* **Assignment**
Look through the data below, and copy each line that carries the word "gulpfile".

Element data from apps and pages:
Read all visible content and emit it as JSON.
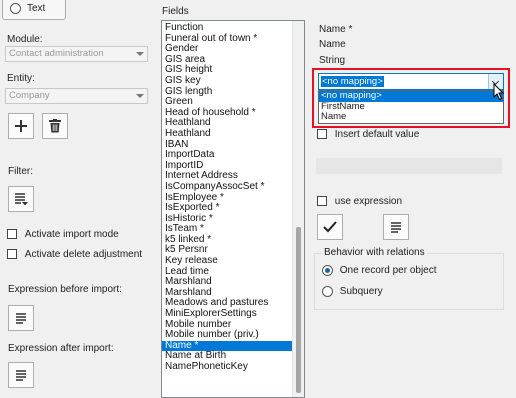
{
  "left": {
    "radio_text": "Text",
    "module_label": "Module:",
    "module_value": "Contact administration",
    "entity_label": "Entity:",
    "entity_value": "Company",
    "filter_label": "Filter:",
    "activate_import_mode": "Activate import mode",
    "activate_delete_adjustment": "Activate delete adjustment",
    "expression_before_import": "Expression before import:",
    "expression_after_import": "Expression after import:"
  },
  "fields": {
    "label": "Fields",
    "items": [
      "Function",
      "Funeral out of town *",
      "Gender",
      "GIS area",
      "GIS height",
      "GIS key",
      "GIS length",
      "Green",
      "Head of household *",
      "Heathland",
      "Heathland",
      "IBAN",
      "ImportData",
      "ImportID",
      "Internet Address",
      "IsCompanyAssocSet *",
      "IsEmployee *",
      "IsExported *",
      "IsHistoric *",
      "IsTeam *",
      "k5 linked *",
      "k5 Persnr",
      "Key release",
      "Lead time",
      "Marshland",
      "Marshland",
      "Meadows and pastures",
      "MiniExplorerSettings",
      "Mobile number",
      "Mobile number (priv.)",
      "Name *",
      "Name at Birth",
      "NamePhoneticKey"
    ],
    "selected": "Name *"
  },
  "right": {
    "name": "Name *",
    "caption": "Name",
    "type": "String",
    "mapping_value": "<no mapping>",
    "mapping_options": [
      "<no mapping>",
      "FirstName",
      "Name"
    ],
    "insert_default_value": "Insert default value",
    "use_expression": "use expression",
    "behavior_title": "Behavior with relations",
    "one_record": "One record per object",
    "subquery": "Subquery"
  },
  "colors": {
    "selection": "#0078d7",
    "highlight_border": "#e81123"
  }
}
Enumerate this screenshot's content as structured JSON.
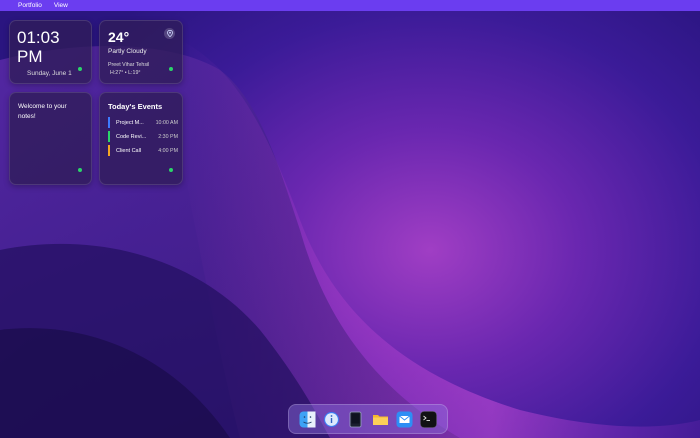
{
  "menubar": {
    "items": [
      "Portfolio",
      "View"
    ]
  },
  "clock": {
    "time": "01:03 PM",
    "date": "Sunday, June 1"
  },
  "weather": {
    "temperature": "24°",
    "condition": "Partly Cloudy",
    "location": "Preet Vihar Tehsil",
    "hilo": "H:27° • L:19°",
    "icon": "location-pin-icon"
  },
  "notes": {
    "text": "Welcome to your notes!"
  },
  "events": {
    "title": "Today's Events",
    "items": [
      {
        "title": "Project M...",
        "time": "10:00 AM",
        "color": "#3d7bff"
      },
      {
        "title": "Code Revi...",
        "time": "2:30 PM",
        "color": "#2bd46a"
      },
      {
        "title": "Client Call",
        "time": "4:00 PM",
        "color": "#f5a623"
      }
    ]
  },
  "dock": {
    "items": [
      {
        "name": "finder-icon"
      },
      {
        "name": "info-icon"
      },
      {
        "name": "book-icon"
      },
      {
        "name": "folder-icon"
      },
      {
        "name": "mail-icon"
      },
      {
        "name": "terminal-icon"
      }
    ]
  },
  "colors": {
    "menubar": "#6b3df0",
    "status_dot": "#2bd46a",
    "accent": "#3d7bff"
  }
}
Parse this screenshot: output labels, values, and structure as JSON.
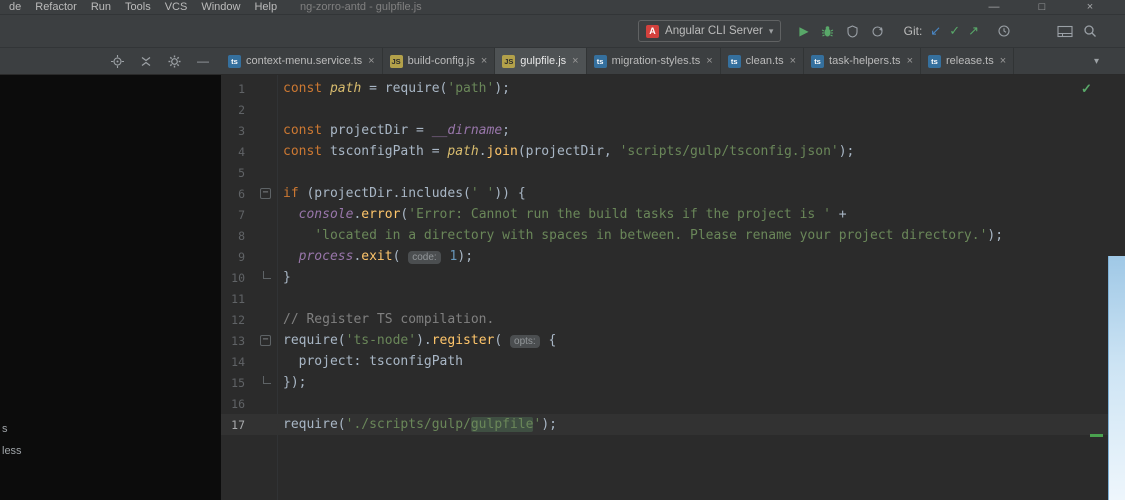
{
  "window": {
    "title": "ng-zorro-antd - gulpfile.js"
  },
  "menubar": {
    "items": [
      "de",
      "Refactor",
      "Run",
      "Tools",
      "VCS",
      "Window",
      "Help"
    ]
  },
  "icons": {
    "minimize": "—",
    "maximize": "□",
    "close": "×",
    "tab_close": "×",
    "chevron_down": "▾",
    "combo_arrow": "▾",
    "play": "▶",
    "update_arrow": "↙",
    "commit_check": "✓",
    "push_arrow": "↗",
    "check": "✓",
    "fold_minus": "−",
    "panel_minus": "—",
    "angular_letter": "A"
  },
  "toolbar": {
    "run_config": "Angular CLI Server",
    "git_label": "Git:"
  },
  "tabs": {
    "items": [
      {
        "label": "context-menu.service.ts",
        "type": "ts",
        "badge": "ts",
        "active": false
      },
      {
        "label": "build-config.js",
        "type": "js",
        "badge": "JS",
        "active": false
      },
      {
        "label": "gulpfile.js",
        "type": "js",
        "badge": "JS",
        "active": true
      },
      {
        "label": "migration-styles.ts",
        "type": "ts",
        "badge": "ts",
        "active": false
      },
      {
        "label": "clean.ts",
        "type": "ts",
        "badge": "ts",
        "active": false
      },
      {
        "label": "task-helpers.ts",
        "type": "ts",
        "badge": "ts",
        "active": false
      },
      {
        "label": "release.ts",
        "type": "ts",
        "badge": "ts",
        "active": false
      }
    ]
  },
  "project_panel": {
    "items": [
      "s",
      "less"
    ]
  },
  "editor": {
    "lines": [
      {
        "num": 1,
        "fold": null,
        "current": false,
        "tokens": [
          {
            "t": "const ",
            "c": "kw"
          },
          {
            "t": "path",
            "c": "mod"
          },
          {
            "t": " = require(",
            "c": "def"
          },
          {
            "t": "'path'",
            "c": "str"
          },
          {
            "t": ");",
            "c": "def"
          }
        ]
      },
      {
        "num": 2,
        "fold": null,
        "current": false,
        "tokens": []
      },
      {
        "num": 3,
        "fold": null,
        "current": false,
        "tokens": [
          {
            "t": "const ",
            "c": "kw"
          },
          {
            "t": "projectDir = ",
            "c": "def"
          },
          {
            "t": "__dirname",
            "c": "glob"
          },
          {
            "t": ";",
            "c": "def"
          }
        ]
      },
      {
        "num": 4,
        "fold": null,
        "current": false,
        "tokens": [
          {
            "t": "const ",
            "c": "kw"
          },
          {
            "t": "tsconfigPath = ",
            "c": "def"
          },
          {
            "t": "path",
            "c": "mod"
          },
          {
            "t": ".",
            "c": "def"
          },
          {
            "t": "join",
            "c": "fn"
          },
          {
            "t": "(projectDir, ",
            "c": "def"
          },
          {
            "t": "'scripts/gulp/tsconfig.json'",
            "c": "str"
          },
          {
            "t": ");",
            "c": "def"
          }
        ]
      },
      {
        "num": 5,
        "fold": null,
        "current": false,
        "tokens": []
      },
      {
        "num": 6,
        "fold": "start",
        "current": false,
        "tokens": [
          {
            "t": "if ",
            "c": "kw"
          },
          {
            "t": "(projectDir.includes(",
            "c": "def"
          },
          {
            "t": "' '",
            "c": "str"
          },
          {
            "t": ")) {",
            "c": "def"
          }
        ]
      },
      {
        "num": 7,
        "fold": null,
        "current": false,
        "tokens": [
          {
            "t": "  ",
            "c": "def"
          },
          {
            "t": "console",
            "c": "glob"
          },
          {
            "t": ".",
            "c": "def"
          },
          {
            "t": "error",
            "c": "fn"
          },
          {
            "t": "(",
            "c": "def"
          },
          {
            "t": "'Error: Cannot run the build tasks if the project is '",
            "c": "str"
          },
          {
            "t": " +",
            "c": "def"
          }
        ]
      },
      {
        "num": 8,
        "fold": null,
        "current": false,
        "tokens": [
          {
            "t": "    ",
            "c": "def"
          },
          {
            "t": "'located in a directory with spaces in between. Please rename your project directory.'",
            "c": "str"
          },
          {
            "t": ");",
            "c": "def"
          }
        ]
      },
      {
        "num": 9,
        "fold": null,
        "current": false,
        "tokens": [
          {
            "t": "  ",
            "c": "def"
          },
          {
            "t": "process",
            "c": "glob"
          },
          {
            "t": ".",
            "c": "def"
          },
          {
            "t": "exit",
            "c": "fn"
          },
          {
            "t": "( ",
            "c": "def"
          },
          {
            "t": "code:",
            "c": "hint"
          },
          {
            "t": " ",
            "c": "def"
          },
          {
            "t": "1",
            "c": "num"
          },
          {
            "t": ");",
            "c": "def"
          }
        ]
      },
      {
        "num": 10,
        "fold": "end",
        "current": false,
        "tokens": [
          {
            "t": "}",
            "c": "def"
          }
        ]
      },
      {
        "num": 11,
        "fold": null,
        "current": false,
        "tokens": []
      },
      {
        "num": 12,
        "fold": null,
        "current": false,
        "tokens": [
          {
            "t": "// Register TS compilation.",
            "c": "com"
          }
        ]
      },
      {
        "num": 13,
        "fold": "start",
        "current": false,
        "tokens": [
          {
            "t": "require(",
            "c": "def"
          },
          {
            "t": "'ts-node'",
            "c": "str"
          },
          {
            "t": ").",
            "c": "def"
          },
          {
            "t": "register",
            "c": "fn"
          },
          {
            "t": "( ",
            "c": "def"
          },
          {
            "t": "opts:",
            "c": "hint"
          },
          {
            "t": " {",
            "c": "def"
          }
        ]
      },
      {
        "num": 14,
        "fold": null,
        "current": false,
        "tokens": [
          {
            "t": "  project: tsconfigPath",
            "c": "def"
          }
        ]
      },
      {
        "num": 15,
        "fold": "end",
        "current": false,
        "tokens": [
          {
            "t": "});",
            "c": "def"
          }
        ]
      },
      {
        "num": 16,
        "fold": null,
        "current": false,
        "tokens": []
      },
      {
        "num": 17,
        "fold": null,
        "current": true,
        "tokens": [
          {
            "t": "require(",
            "c": "def"
          },
          {
            "t": "'./scripts/gulp/",
            "c": "str"
          },
          {
            "t": "gulpfile",
            "c": "strhl"
          },
          {
            "t": "'",
            "c": "str"
          },
          {
            "t": ");",
            "c": "def"
          }
        ]
      }
    ]
  },
  "colors": {
    "chrome_bg": "#3c3f41",
    "editor_bg": "#2b2b2b",
    "current_line_bg": "#323232",
    "keyword": "#cc7832",
    "string": "#6a8759",
    "accent_green": "#59A869",
    "accent_blue": "#4a88c7",
    "angular_red": "#d3413d"
  }
}
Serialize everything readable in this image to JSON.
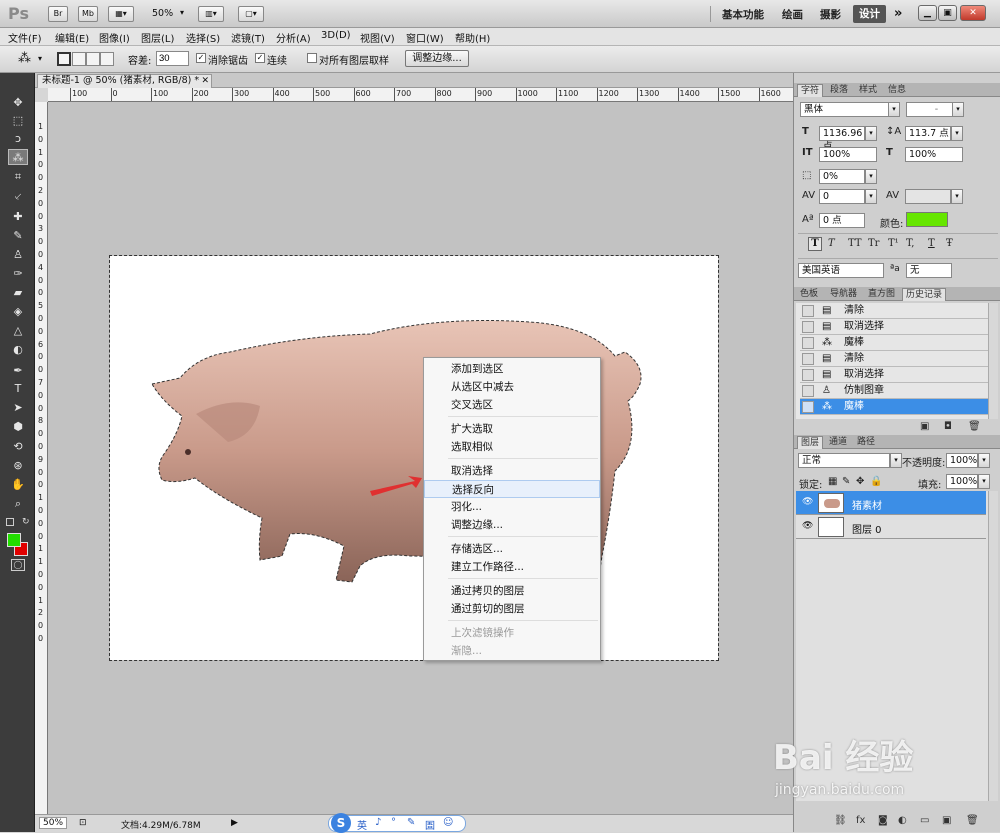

* **Answer to this exercise**
    "title": "ng-zorro-antd - gulpfile.js"
        "label": "gulpfile.js",
            "t": "gulpfile",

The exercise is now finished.